In fact, if I were to sum up my workout history in one word, it would probably be eclectic. As a kid, I tried ballet, tennis, and kung fu, and ultimately realized I didn’t really enjoy any of them. I picked up walking and bodyweight workouts in high school, and got to know cardio equipment, weight machines, and dumbbells pretty well in college. Then came an endless stream of TRX, HIIT, and dance classes, a yoga certification, a love/hate relationship with the Pilates reformer, and a hard-core Peloton addiction. 

In all that time, though, I haven’t really dipped my toe into rowing. The one time I did attempt to operate an indoor rower, my fiancé—who spent a semester on his university crew team—had some, um, notes. My form was off, and it made the experience not so pleasant. I had no real concept of how to position my body, and I walked away from a five-minute session with achy traps and a sore lower back. 

So when Hydrow offered to send me its Original Rower to test, I felt a bit out of my league—but excited to give it a shot. As rowing has risen in popularity thanks to its strength-building benefits and aptitude for efficient cardiovascular conditioning, I felt like this opportunity might allow me to really find out what all the fuss is about. 

About the Hydrow

Because Hydrow is a smart rower, it offers a ton of rowing classes—including many which are instructional and geared toward beginners, as well as Journey-style classes, which don’t give set paces, callouts, or even feature an instructor—so I thought it would be a great way to ease in. Plus, the platform also goes beyond rowing, offering classes for strength, yoga, stretching, and more, which fit right in line with my regular fitness routine.

Over the span of a pretty steep three-week learning curve, I learned I actually enjoy a lot of aspects about rowing—and specifically, Hydrow. While the machine has a bit of room for modest improvements, it formally (and successfully) introduced me to a workout modality I’d written off as too technical and difficult for my level, and helped me hone my form, confidence, and power. Here’s my full Hydrow rower review.

How I Tested

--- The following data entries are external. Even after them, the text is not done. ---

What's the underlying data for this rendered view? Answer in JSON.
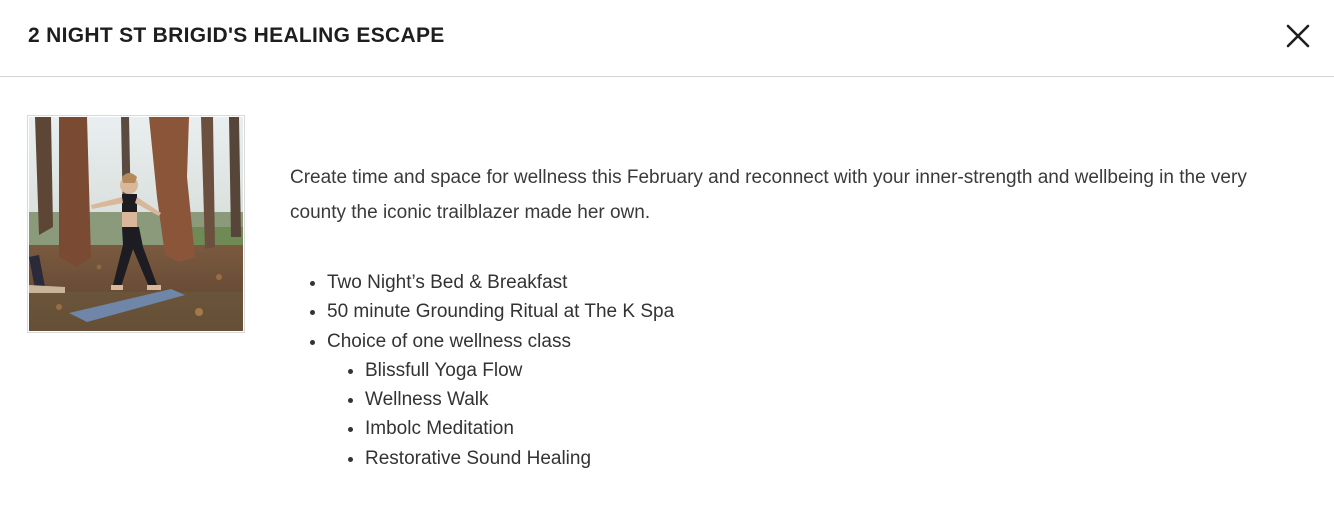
{
  "modal": {
    "title": "2 NIGHT ST BRIGID'S HEALING ESCAPE",
    "close_icon": "close-icon"
  },
  "image": {
    "subject": "yoga-in-forest-photo"
  },
  "content": {
    "intro": "Create time and space for wellness this February and reconnect with your inner-strength and wellbeing in the very county the iconic trailblazer made her own.",
    "features": [
      "Two Night’s Bed & Breakfast",
      "50 minute Grounding Ritual at The K Spa",
      "Choice of one wellness class"
    ],
    "classes": [
      "Blissfull Yoga Flow",
      "Wellness Walk",
      "Imbolc Meditation",
      "Restorative Sound Healing"
    ]
  },
  "colors": {
    "title": "#1e1e1e",
    "text": "#333333",
    "divider": "#d4d4d4",
    "background": "#ffffff"
  }
}
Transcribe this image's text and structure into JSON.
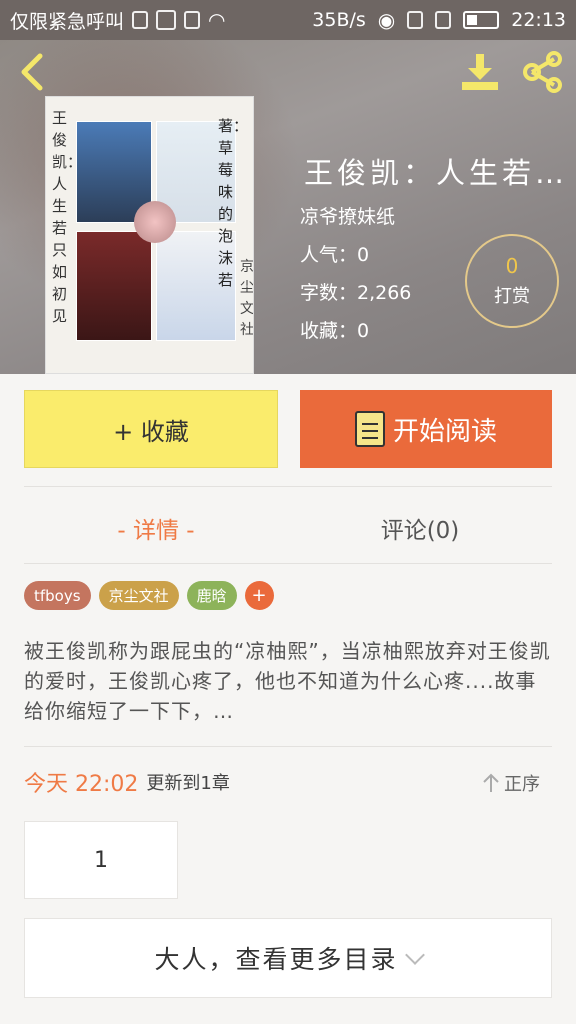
{
  "status_bar": {
    "carrier": "仅限紧急呼叫",
    "speed": "35B/s",
    "time": "22:13"
  },
  "header": {
    "title": "王俊凯：人生若…",
    "author": "凉爷撩妹纸",
    "popularity": "人气：0",
    "word_count": "字数：2,266",
    "favorites": "收藏：0",
    "tip_count": "0",
    "tip_label": "打赏"
  },
  "cover": {
    "left_text": "王俊凯：人生若只如初见",
    "right_text": "著：草莓味的泡沫若",
    "right_text2": "京尘文社"
  },
  "actions": {
    "collect_label": "+ 收藏",
    "read_label": "开始阅读"
  },
  "tabs": [
    {
      "label": "- 详情 -"
    },
    {
      "label": "评论(0)"
    }
  ],
  "tags": [
    {
      "label": "tfboys",
      "color": "#c4755f"
    },
    {
      "label": "京尘文社",
      "color": "#cba14a"
    },
    {
      "label": "鹿晗",
      "color": "#8db35a"
    }
  ],
  "description": "被王俊凯称为跟屁虫的“凉柚熙”，当凉柚熙放弃对王俊凯的爱时，王俊凯心疼了，他也不知道为什么心疼....故事给你缩短了一下下，…",
  "update": {
    "date": "今天 22:02",
    "text": "更新到1章",
    "sort_label": "正序"
  },
  "chapters": [
    {
      "label": "1"
    }
  ],
  "more_label": "大人，查看更多目录",
  "colors": {
    "accent": "#ea6a3b",
    "collect_bg": "#faec6c",
    "tip_border": "#e4c98a"
  }
}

I based my review off the criteria SELF’s panel of fitness experts recommended for evaluating rowing machines, including things like noise level, ease of maintenance, size and storage, and special features. The original Hydrow rower that I tested retails for $2,495, and I tested it with its membership. While the company says a membership isn’t required, it’s “strongly encouraged” because that’s the only way users can gain access to the exclusive library of live and on-demand classes. That membership will set you back another $44 a month (or $528 per year if you pay annually), but you only need to purchase one membership for your household, so if you have multiple family members or roommates using the machine, everyone can create their own profile under a single membership.